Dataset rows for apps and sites
§ §
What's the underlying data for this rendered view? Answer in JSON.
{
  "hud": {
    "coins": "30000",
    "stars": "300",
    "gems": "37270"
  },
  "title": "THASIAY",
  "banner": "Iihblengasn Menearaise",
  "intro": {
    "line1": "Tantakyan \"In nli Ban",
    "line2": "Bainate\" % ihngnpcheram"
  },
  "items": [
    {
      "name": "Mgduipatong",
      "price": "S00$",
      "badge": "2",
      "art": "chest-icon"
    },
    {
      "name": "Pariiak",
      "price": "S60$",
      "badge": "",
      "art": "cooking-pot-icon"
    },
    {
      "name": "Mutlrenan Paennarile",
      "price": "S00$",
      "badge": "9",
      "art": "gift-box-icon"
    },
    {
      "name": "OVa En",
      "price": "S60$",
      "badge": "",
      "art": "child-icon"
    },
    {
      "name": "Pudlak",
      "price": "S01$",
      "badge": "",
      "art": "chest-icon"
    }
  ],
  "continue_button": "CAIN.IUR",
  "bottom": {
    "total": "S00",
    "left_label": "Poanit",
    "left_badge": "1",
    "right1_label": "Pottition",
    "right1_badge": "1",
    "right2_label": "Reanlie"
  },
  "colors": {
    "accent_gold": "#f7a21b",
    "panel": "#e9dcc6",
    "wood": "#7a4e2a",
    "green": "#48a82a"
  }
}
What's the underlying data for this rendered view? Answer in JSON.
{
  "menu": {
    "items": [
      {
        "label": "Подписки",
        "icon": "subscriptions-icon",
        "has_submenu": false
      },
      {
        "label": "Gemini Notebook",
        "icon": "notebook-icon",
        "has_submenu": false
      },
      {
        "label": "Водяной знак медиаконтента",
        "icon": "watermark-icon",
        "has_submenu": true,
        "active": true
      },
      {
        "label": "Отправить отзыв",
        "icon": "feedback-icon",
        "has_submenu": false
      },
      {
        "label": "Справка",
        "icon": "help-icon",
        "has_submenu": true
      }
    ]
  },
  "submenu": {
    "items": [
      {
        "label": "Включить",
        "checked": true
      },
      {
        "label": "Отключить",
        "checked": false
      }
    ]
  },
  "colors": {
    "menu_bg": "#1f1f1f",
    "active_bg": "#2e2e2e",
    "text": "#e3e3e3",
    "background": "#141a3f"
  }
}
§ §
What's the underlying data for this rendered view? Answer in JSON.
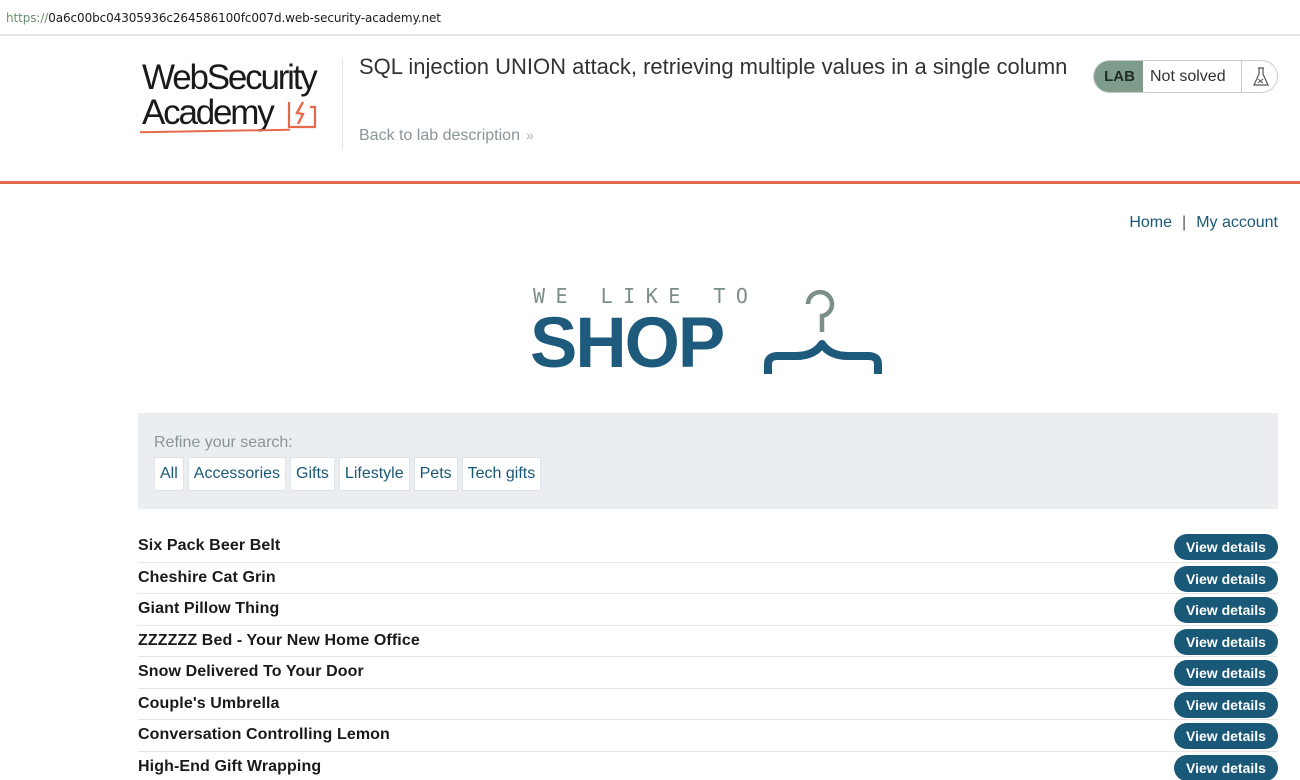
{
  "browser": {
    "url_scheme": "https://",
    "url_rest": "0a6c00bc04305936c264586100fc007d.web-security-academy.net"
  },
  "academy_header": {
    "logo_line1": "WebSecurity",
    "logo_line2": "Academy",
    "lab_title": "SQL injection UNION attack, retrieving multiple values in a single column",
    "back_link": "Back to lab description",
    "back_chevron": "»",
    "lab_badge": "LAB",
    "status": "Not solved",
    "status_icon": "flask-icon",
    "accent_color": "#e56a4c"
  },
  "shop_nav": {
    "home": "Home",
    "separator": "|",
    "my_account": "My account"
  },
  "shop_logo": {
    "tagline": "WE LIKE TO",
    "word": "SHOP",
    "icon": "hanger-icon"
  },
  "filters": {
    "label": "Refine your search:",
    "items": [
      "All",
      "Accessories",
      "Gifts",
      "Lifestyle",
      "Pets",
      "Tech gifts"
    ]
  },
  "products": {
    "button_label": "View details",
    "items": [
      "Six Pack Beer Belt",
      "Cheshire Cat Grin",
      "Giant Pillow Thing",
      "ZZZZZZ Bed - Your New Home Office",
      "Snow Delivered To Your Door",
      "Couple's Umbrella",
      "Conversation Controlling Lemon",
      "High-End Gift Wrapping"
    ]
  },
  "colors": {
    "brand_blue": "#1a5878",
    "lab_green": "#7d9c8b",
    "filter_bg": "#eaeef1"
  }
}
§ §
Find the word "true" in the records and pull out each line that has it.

■ **Response below**
        "has_submenu": true,
        "active": true
        "has_submenu": true
        "checked": true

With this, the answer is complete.